Roger Federer has raised the fashion stakes for men’s tennis. His swish cardigan is probably the only garment that could ever adequately express his on-court elegance. But Roger’s flamboyance isn’t an isolated thrust, tennis has a long history of style and flair. Gentry takes a look back at some of the lawn icons who have ruffled our fashion feathers.
Tennis is an individual sport and this may go someway to explaining the need of the players to reach out for means of self-expression. According to superbrat Johnny Mac, tennis is the sport that piles the most psychological pressure on a single participant, a game of inches in which whole careers can hang on keeping cool. It is not a surprise then that some players find a means to release some of the tension. Some, not many, have a sense of humour. Tennis clown Henri Leconte is an infamous prankster and Novak Djokovich reached notoriety in the locker room for his brilliant impersonations. However, it is rare that the jokers reach the very top of the game. The grinder that was Jimmy Conners became a crowd pleaser as a means of working the crowd against his opponent. Others, such as vodka-brusier Marat Safin, simply smash things up and go into a kind of on-court primal scream session. The creative types, however, and usually those whose game sparkles with invention, often show a little of themselves through their apparel. Wimbledon is a good proving ground for the tennis-stylist as there is the overriding restriction that their outfits should be white and, in some sense, tasteful.
Roger has done wonders, not only with his cardigan but his white blazer and the immaculate cream trousers he sometimes warms up in. He was clearly trying to push the white blazer as an equivalent of the green jacket of the US Open. Tennis trousers are a lost gem of the sport. Images of Fred Perry trotting across the bumpy old courts in the ankle length slacks are endearing still. A little impractical today maybe, for anyone other than the world’s best as most of the also-rans on the circuit are too athletic and mobile to be contained by such a refined style.
Most, of course, opt for the standard (boring) sponsor friendly sportswear. Indeed, of the current crop of men, it is only the eminent Fed-Express who makes the effort. However, in the past, there are quite a few style icons who should be honoured. Look no further than bearded robot Bjorn Borg. Admittedly, Borg was caught helplessly within the manicured style tallons of the 70s, more a product of his elaborate times than an all out pioneer. But the man wore his era well. The tight shorts, the headband, the hair, the v-neck collared shirts – Borg was as in control of his look as he was his notoriously rigorous game.

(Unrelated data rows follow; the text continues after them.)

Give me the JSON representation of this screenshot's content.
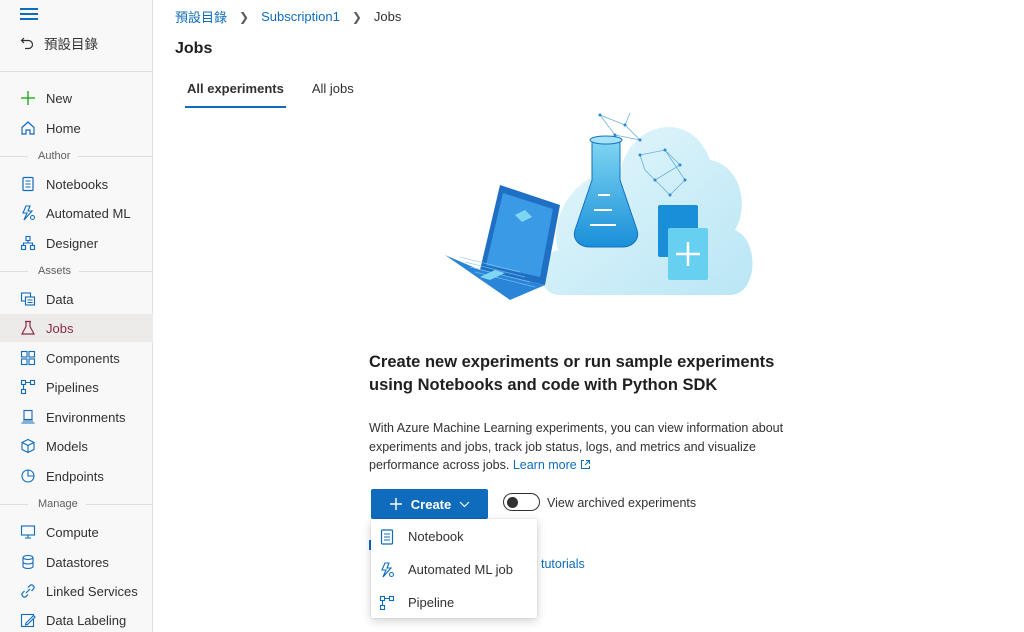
{
  "sidebar": {
    "back_label": "預設目錄",
    "items_top": [
      {
        "label": "New",
        "icon": "plus-icon"
      },
      {
        "label": "Home",
        "icon": "home-icon"
      }
    ],
    "section_author": "Author",
    "items_author": [
      {
        "label": "Notebooks",
        "icon": "notebook-icon"
      },
      {
        "label": "Automated ML",
        "icon": "automl-icon"
      },
      {
        "label": "Designer",
        "icon": "designer-icon"
      }
    ],
    "section_assets": "Assets",
    "items_assets": [
      {
        "label": "Data",
        "icon": "data-icon"
      },
      {
        "label": "Jobs",
        "icon": "flask-icon"
      },
      {
        "label": "Components",
        "icon": "components-icon"
      },
      {
        "label": "Pipelines",
        "icon": "pipeline-icon"
      },
      {
        "label": "Environments",
        "icon": "environment-icon"
      },
      {
        "label": "Models",
        "icon": "model-icon"
      },
      {
        "label": "Endpoints",
        "icon": "endpoint-icon"
      }
    ],
    "section_manage": "Manage",
    "items_manage": [
      {
        "label": "Compute",
        "icon": "compute-icon"
      },
      {
        "label": "Datastores",
        "icon": "datastore-icon"
      },
      {
        "label": "Linked Services",
        "icon": "linked-services-icon"
      },
      {
        "label": "Data Labeling",
        "icon": "data-labeling-icon"
      }
    ]
  },
  "breadcrumb": [
    "預設目錄",
    "Subscription1",
    "Jobs"
  ],
  "page_title": "Jobs",
  "tabs": [
    "All experiments",
    "All jobs"
  ],
  "empty_state": {
    "heading": "Create new experiments or run sample experiments using Notebooks and code with Python SDK",
    "description": "With Azure Machine Learning experiments, you can view information about experiments and jobs, track job status, logs, and metrics and visualize performance across jobs.",
    "learn_more": "Learn more"
  },
  "create_button": "Create",
  "toggle_label": "View archived experiments",
  "behind_link_text": "tutorials",
  "dropdown": [
    {
      "label": "Notebook",
      "icon": "notebook-icon"
    },
    {
      "label": "Automated ML job",
      "icon": "automl-icon"
    },
    {
      "label": "Pipeline",
      "icon": "pipeline-icon"
    }
  ],
  "colors": {
    "accent": "#0f6cbd",
    "highlight": "#ff6b7a"
  }
}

It is no surprise that a man with such a sense of timing and style should go on to launch his own underwear range.
Not to be outdone, machoman and wildboy Ille ‘Nasty’ Nastase brought some Carpathian decadence to the all England club. His brooding good looks were framed by his wild hair and beard. His basketball-style socks and black / white combo turned him into a moody chairascuro flash.
It doesn’t take much to excite sports fans and early in Andre Agassi’s career, he became a firebrand for wearing MULTICOLOURED (!) clothes. Thus, there was much anticipation over his early Wimbledon outfits in that they displayed an absence of colour. For Agassi, it was about what he wasn’t showing. Occupying in the corrupted fileserver of my mind the same space as Bruce Willis, Agassi was always dressed for battle and his immaculate garb would always end up as sweat-stained and battered as John McClane’s iconic vest. Agassi brought a little Vegas trash to the court – his Bon Jovi hair, his gas-station stubble and his all round 80s sense of vice was a fashion statement in itself.
The women have it good at present. Russian grunter Maria Sharapova has been wearing an unusually formal piece this year. Branded as a tuxedo of sorts, Sharapova’s grueling style is well countered by her delicate attire (and smashed to smithereens by her renowned coital grunts). This attempt to bring non-tennis wear to the game is admirable. She is only a few sets away from a ballroom gown and gloves.
Not be outdone, Serena Williams (well known for her fashion forays) warmed up in what can only be described as a Mac. Obviously expecting rain, this entirely impractical piece of clothing moves tennis one step closer to wrestling. I would now like to see Amelie Mauresmo wear a cape and Lucha Libre mask.
Of course, there are some women stars of the past who made great strides, style wise. Just think back to the brooding groupie style of Gabriella Sabatini. Overtly, Anna Kournikova sexed-up Wimbledon higher than it was prepared to go. Setting the courts ablaze decades earlier, however, Chris Evert brought men to their knees in awe and women to their knees in defeat. Her win / loss record is the greatest in the history of women’s tennis and her fresh-out-of-college looks brought her greater fame yet. She famously dated Burt Reynolds, no better qualification could be gained from the 1970s style-school than that. There’s no doubt that, beyond displaying individual style, in the easily impressed world of sports fandom, if a little extravagance can endear a player to the gallery, it is a distinct advantage.
Ultimately, tennis is a sport of flair and invention, of individuality and self-expression – the very qualities required of any respectable, successful fashionista.
Sometimes, of course, less is more:
If you can think of any other stylish tennis stars, let us know!
Mr. Paolo Cabrelli